But by 1944, Japan was dragging its feet. The war in the Pacific was turning, since the Americans had joined the British. Japan was running low on weapons, food, uniforms and boots—with nothing to restock. It wasn’t easy to give the I.N.A. the supplies it needed to mount a successful invasion. Finally, though, Netaji’s troops were given the all clear to invade along with the Japanese. They entered northeastern India and easily took the town of Moirang in Manipur, and after that laid sieges against the British-led Indian Army strongholds of Imphal and Kohima that lasted almost four months. In the end the Indian Army prevailed, and the Japanese and I.N.A, retreated back to Burma, many perishing along the way from injuries, starvation and exhaustion, while the survivors were captured as POWs by the Indian Army and Allies.
The dream finally imploded after the US atom-bomb drops on Hiroshima and Nagasaki brought Japan to surrender. On August 18, 1945, Netaji boarded a Japanese military plane with Japanese and a few Indian officers, hoping for yet another ride to a safe haven. But the overloaded aircraft crashed over Taiwan, hitting the ground hard and erupting in flames.
According to the British Indian government—which received reports from the Taiwanese hospital—Mr. Bose died from severe burns within hours of the crash. Netaji’s surviving companion on the flight vouches for this story. But because Mr. Bose’s body was never seen, most Indians didn’t believe it. Some suspected he was captured by the Soviets who, angered by his alliance with Germany and Japan, sent him to a gulag. Another theory was that he disguised himself as a monk in the Himalayas—trekking down to attend the 1964 funeral of Jawaharlal Nehru. Such is the power of a vanished man on a country’s psyche.
India’s situation changed rapidly after World War II. Sympathy for surviving I.N.A. veterans inspired civilians and even many Indian Army soldiers and policemen to contribute cash toward their rehabilitation. When the British government announced the plan to prosecute several I.N.A. officers for treason or war crimes, riots flared nationwide. The unrest the government had always feared Mr. Bose might be able to instigate was happening. They could no longer count on Indians in their employ to support their rule—a major part of their decision to finally quit India in 1947.
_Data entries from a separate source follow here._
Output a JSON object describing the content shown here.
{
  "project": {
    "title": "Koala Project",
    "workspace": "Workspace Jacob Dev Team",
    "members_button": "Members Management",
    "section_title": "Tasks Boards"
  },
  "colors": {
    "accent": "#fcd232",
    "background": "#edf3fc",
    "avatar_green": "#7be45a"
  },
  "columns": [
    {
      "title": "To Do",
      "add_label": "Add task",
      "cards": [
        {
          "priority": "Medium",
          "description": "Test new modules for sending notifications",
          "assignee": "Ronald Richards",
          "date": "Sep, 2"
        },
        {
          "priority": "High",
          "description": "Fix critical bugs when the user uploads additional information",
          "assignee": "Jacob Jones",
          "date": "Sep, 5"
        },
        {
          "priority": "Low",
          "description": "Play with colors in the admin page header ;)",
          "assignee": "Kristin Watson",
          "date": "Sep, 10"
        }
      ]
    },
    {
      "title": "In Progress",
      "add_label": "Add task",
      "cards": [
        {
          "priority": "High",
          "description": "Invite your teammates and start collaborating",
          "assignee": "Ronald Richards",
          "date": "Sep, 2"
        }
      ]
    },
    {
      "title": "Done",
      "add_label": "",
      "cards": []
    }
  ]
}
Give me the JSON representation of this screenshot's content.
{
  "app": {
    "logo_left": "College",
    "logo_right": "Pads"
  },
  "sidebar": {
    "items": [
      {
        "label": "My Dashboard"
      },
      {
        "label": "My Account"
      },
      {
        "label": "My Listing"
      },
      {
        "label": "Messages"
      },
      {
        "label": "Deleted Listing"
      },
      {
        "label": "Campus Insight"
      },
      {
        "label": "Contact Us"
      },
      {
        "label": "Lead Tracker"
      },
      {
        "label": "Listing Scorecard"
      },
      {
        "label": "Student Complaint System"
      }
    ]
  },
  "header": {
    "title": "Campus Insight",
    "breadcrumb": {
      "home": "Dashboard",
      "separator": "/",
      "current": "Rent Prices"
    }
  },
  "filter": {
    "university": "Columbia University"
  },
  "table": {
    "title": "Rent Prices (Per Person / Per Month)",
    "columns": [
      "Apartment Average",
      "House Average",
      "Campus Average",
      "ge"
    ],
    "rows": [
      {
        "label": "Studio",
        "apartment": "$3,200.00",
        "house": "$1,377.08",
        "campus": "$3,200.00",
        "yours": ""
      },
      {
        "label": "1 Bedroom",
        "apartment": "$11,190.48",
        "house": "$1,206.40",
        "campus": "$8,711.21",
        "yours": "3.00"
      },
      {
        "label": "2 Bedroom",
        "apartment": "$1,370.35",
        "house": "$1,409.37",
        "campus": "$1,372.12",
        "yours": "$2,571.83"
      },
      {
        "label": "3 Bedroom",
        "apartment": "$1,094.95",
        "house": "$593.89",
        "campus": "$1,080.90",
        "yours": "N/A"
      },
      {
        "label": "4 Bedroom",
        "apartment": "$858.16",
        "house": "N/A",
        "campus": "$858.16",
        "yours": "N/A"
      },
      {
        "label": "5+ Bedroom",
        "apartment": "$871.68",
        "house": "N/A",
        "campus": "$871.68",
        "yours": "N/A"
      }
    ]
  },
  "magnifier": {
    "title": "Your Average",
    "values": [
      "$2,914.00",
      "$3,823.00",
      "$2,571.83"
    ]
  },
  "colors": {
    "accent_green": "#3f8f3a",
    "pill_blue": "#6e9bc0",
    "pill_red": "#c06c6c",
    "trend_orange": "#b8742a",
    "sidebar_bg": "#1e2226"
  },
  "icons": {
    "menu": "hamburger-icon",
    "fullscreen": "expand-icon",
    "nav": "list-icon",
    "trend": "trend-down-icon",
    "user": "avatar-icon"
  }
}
Today, there are garland-draped statues of Netaji in most Indian towns, and the airport in Kolkata is named in his honor. Quite a few people around the world think that Mr. Snowden deserves the same kind of recognition for his stance against covert intelligence-gathering. But because of modern technology, he doesn’t need a world power or terrorist group to provide guns and uniforms for him. To inspire action by followers, all he needs is to fire up his laptop and send out a webcast. Or simply tweet.